According to Automated Advisor, less than 2 percent of web visitors convert the first time they’re exposed to a new product or service, proving it is important to reach prospective clients multiple times. In addition to posting original content and reposting helpful articles others have created on her website and social media, Oliver uses LinkedIn to connect directly.
“When a large insurance firm was laying off in Richmond,” Oliver said, “I knew many individuals would get buyouts or have 401(k)s to roll over, and others might be interested in different life insurance. So I searched LinkedIn to see who I knew there and made some phone calls to get warm leads. If I found someone I didn’t have a connection to, I invited them to connect and tried to find something in common to strike up a conversation. I’ve learned it’s important not to be overly salesy, but I can often build bridges by showing genuine interest. For example, I might reach out and say, ‘I see you went to such and such. I did, too. How did you like it?’”
After meeting someone at local networking events, Oliver typically invites them to connect on LinkedIn the next day.
“If they do, I email a thank you note,” she said. “And then I periodically share content I think might interest them. In some cases, it might take a year or two until they’re ready to sit down and see how I can help them.”
Oliver emails clients and prospects an educational newsletter at least once a quarter. Looking for a novel and affordable way to send holiday greetings, she hired an artist through Fiverr.com, who created an animated Christmas card video.
“At $40, it was considerably less expensive than mailing nice cards,” Oliver said.
Aleckson also works at staying visible. Quotes in industry publications, professional alliances, regular posts on Facebook and Twitter, community networking and video content have helped her win local business awards, resulting in a strong reputation as an industry expert, which has led to increasing speaking invitations.
Building deep relationships
Going above and beyond for clients pays off for Aleckson in countless ways, including frequent referrals.
“I’m working on my Behavioral Financial Advisor designation,” she said, “because 80 percent of what I do is in-depth counseling. For example, I am currently doing rediscovery with clients that resembles onboarding education, explaining all the tools on my website and inviting them to complete the site’s reports and send them to me for feedback. For one client, I did a detailed timeline of things he needed to do to meet his goals. Then he told a friend who wanted one, too. When another client lost his father and he and other beneficiaries were having trouble getting a banking and financial services holding company to release his father’s account funds, I did a lot of work to help them, including writing a letter to the IRS. That client will be loyal and probably refer other clients.”

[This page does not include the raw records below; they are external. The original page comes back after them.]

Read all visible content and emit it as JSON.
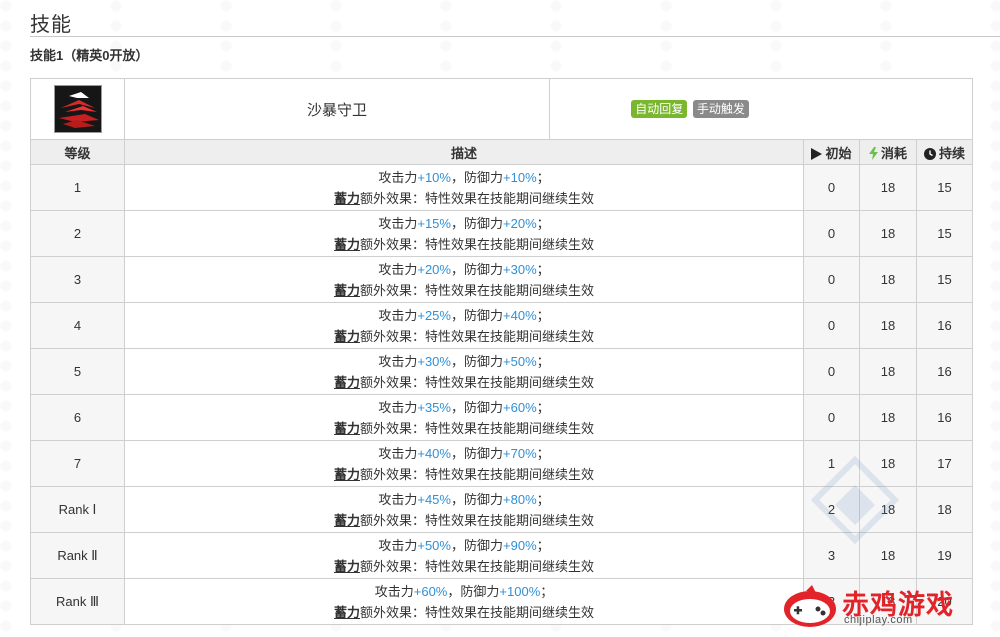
{
  "section": {
    "title": "技能",
    "subtitle": "技能1（精英0开放）"
  },
  "skill": {
    "name": "沙暴守卫",
    "tags": [
      "自动回复",
      "手动触发"
    ],
    "icon": "skill-icon"
  },
  "table": {
    "headers": {
      "level": "等级",
      "description": "描述",
      "initial": "初始",
      "cost": "消耗",
      "duration": "持续"
    },
    "desc_static": {
      "atk": "攻击力",
      "comma": "，",
      "def": "防御力",
      "semi": "；",
      "charge_word": "蓄力",
      "charge_rest": "额外效果：特性效果在技能期间继续生效"
    },
    "rows": [
      {
        "level": "1",
        "atk": "+10%",
        "def": "+10%",
        "initial": "0",
        "cost": "18",
        "duration": "15"
      },
      {
        "level": "2",
        "atk": "+15%",
        "def": "+20%",
        "initial": "0",
        "cost": "18",
        "duration": "15"
      },
      {
        "level": "3",
        "atk": "+20%",
        "def": "+30%",
        "initial": "0",
        "cost": "18",
        "duration": "15"
      },
      {
        "level": "4",
        "atk": "+25%",
        "def": "+40%",
        "initial": "0",
        "cost": "18",
        "duration": "16"
      },
      {
        "level": "5",
        "atk": "+30%",
        "def": "+50%",
        "initial": "0",
        "cost": "18",
        "duration": "16"
      },
      {
        "level": "6",
        "atk": "+35%",
        "def": "+60%",
        "initial": "0",
        "cost": "18",
        "duration": "16"
      },
      {
        "level": "7",
        "atk": "+40%",
        "def": "+70%",
        "initial": "1",
        "cost": "18",
        "duration": "17"
      },
      {
        "level": "Rank Ⅰ",
        "atk": "+45%",
        "def": "+80%",
        "initial": "2",
        "cost": "18",
        "duration": "18"
      },
      {
        "level": "Rank Ⅱ",
        "atk": "+50%",
        "def": "+90%",
        "initial": "3",
        "cost": "18",
        "duration": "19"
      },
      {
        "level": "Rank Ⅲ",
        "atk": "+60%",
        "def": "+100%",
        "initial": "3",
        "cost": "18",
        "duration": "20"
      }
    ]
  },
  "watermark": {
    "brand": "赤鸡游戏",
    "url": "chijiplay.com",
    "faint": "MOONCELL"
  },
  "colors": {
    "blue": "#2f90d8",
    "green_tag": "#7ab72e",
    "gray_tag": "#8a8a8a",
    "brand_red": "#e2242a"
  }
}
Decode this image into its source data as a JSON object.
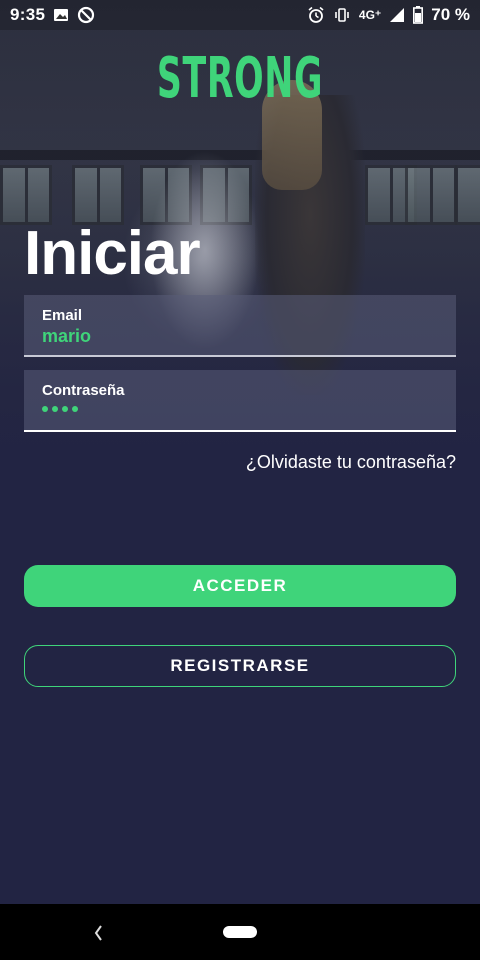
{
  "status_bar": {
    "time": "9:35",
    "left_icons": [
      "image-icon",
      "do-not-disturb-icon"
    ],
    "right_icons": [
      "alarm-icon",
      "vibrate-icon",
      "signal-icon",
      "battery-icon"
    ],
    "network": "4G⁺",
    "battery": "70 %"
  },
  "brand": {
    "logo_text": "STRONG",
    "accent_color": "#3fd47a"
  },
  "login": {
    "title": "Iniciar",
    "email": {
      "label": "Email",
      "value": "mario"
    },
    "password": {
      "label": "Contraseña",
      "masked_length": 4
    },
    "forgot_link": "¿Olvidaste tu contraseña?",
    "primary_button": "ACCEDER",
    "secondary_button": "REGISTRARSE"
  },
  "nav_bar": {
    "icons": [
      "back-icon",
      "home-pill-icon"
    ]
  },
  "colors": {
    "background": "#222443",
    "accent": "#3fd47a"
  }
}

“I have an upcoming paid speaking gig to 130 employees of an online bank tech company, who are largely Gen Y,” Aleckson said. “Millennials get a bad rap because they have different priorities than boomers. They want to enjoy life, travel and make an impact. As clients, they are extraordinary – smart, creative and loyal. They come to appointments prepared with their budget, income, goals and what they think they can do, seeking confirmation and guidance.”
Aleckson advises peers to reach out to millennials if they hope to be in business for some time or to eventually sell their company. “After all,” she said, “that’s where a lot of today’s assets are going to end up.”
Although the old styles of lead generation may still hold some potential to break a slump, they’re not as effective or as cost or time efficient over the long term. Spending more time communicating helpful information and building deeper relationships – even when that means reaching fewer people – is more likely to result in receptive prospects who eventually become sticky clients.